• **WHAT YOU SHOULD DO**
Tell how many lines in the data below include the word "Ignatova". The answer is the number only.

Records excerpted from a collection:
%%
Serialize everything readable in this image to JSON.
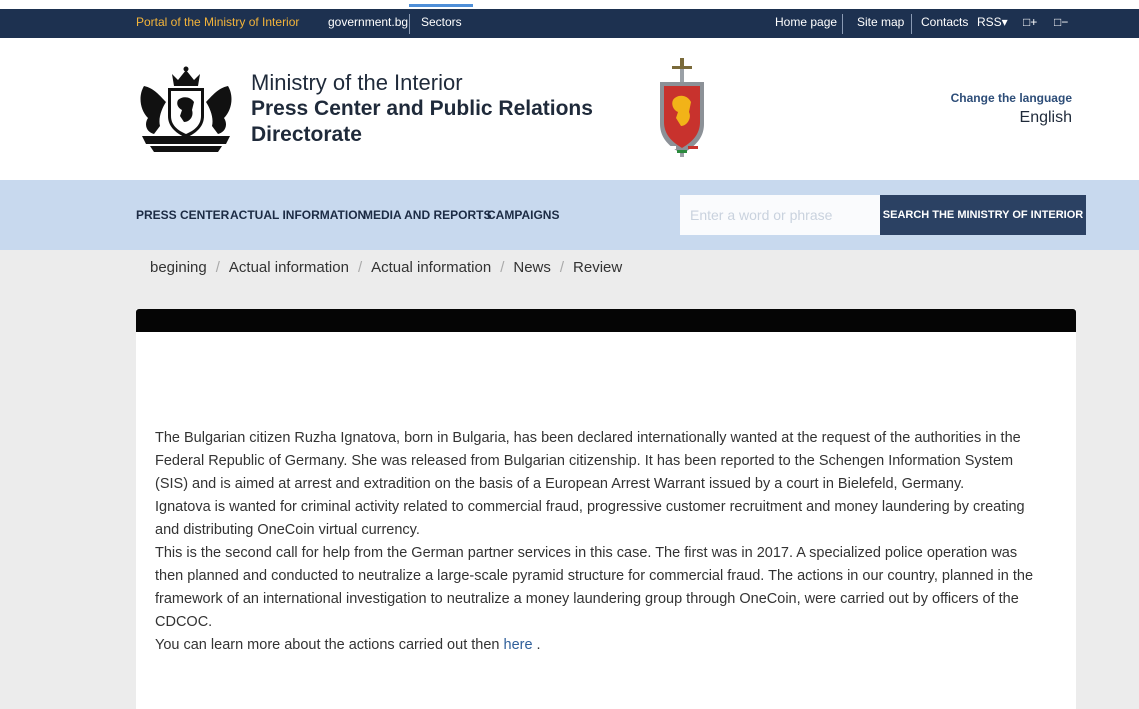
{
  "topbar": {
    "portal": "Portal of the Ministry of Interior",
    "gov": "government.bg",
    "sectors": "Sectors",
    "home": "Home page",
    "sitemap": "Site map",
    "contacts": "Contacts",
    "rss": "RSS▾",
    "font_plus": "□+",
    "font_minus": "□−"
  },
  "header": {
    "title_line1": "Ministry of the Interior",
    "title_line2a": "Press Center and Public Relations",
    "title_line2b": "Directorate",
    "lang_label": "Change the language",
    "lang_value": "English"
  },
  "nav": {
    "items": [
      "PRESS CENTER",
      "ACTUAL INFORMATION",
      "MEDIA AND REPORTS",
      "CAMPAIGNS"
    ],
    "search_placeholder": "Enter a word or phrase",
    "search_button": "SEARCH THE MINISTRY OF INTERIOR"
  },
  "breadcrumb": {
    "items": [
      "begining",
      "Actual information",
      "Actual information",
      "News",
      "Review"
    ],
    "divider": "/"
  },
  "article": {
    "p1": "The Bulgarian citizen Ruzha Ignatova, born in Bulgaria, has been declared internationally wanted at the request of the authorities in the Federal Republic of Germany. She was released from Bulgarian citizenship. It has been reported to the Schengen Information System (SIS) and is aimed at arrest and extradition on the basis of a European Arrest Warrant issued by a court in Bielefeld, Germany.",
    "p2": "Ignatova is wanted for criminal activity related to commercial fraud, progressive customer recruitment and money laundering by creating and distributing OneCoin virtual currency.",
    "p3": "This is the second call for help from the German partner services in this case. The first was in 2017. A specialized police operation was then planned and conducted to neutralize a large-scale pyramid structure for commercial fraud. The actions in our country, planned in the framework of an international investigation to neutralize a money laundering group through OneCoin, were carried out by officers of the CDCOC.",
    "p4_prefix": "You can learn more about the actions carried out then ",
    "p4_link": "here",
    "p4_suffix": " ."
  },
  "colors": {
    "topbar": "#1d3150",
    "portal_accent": "#f3b43a",
    "nav_bg": "#c8d9ee",
    "search_button": "#2b4163",
    "link": "#2f5f9a"
  },
  "icons": [
    "coat-of-arms-icon",
    "ministry-emblem-icon"
  ]
}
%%
• **EXERCISE ANSWER**
2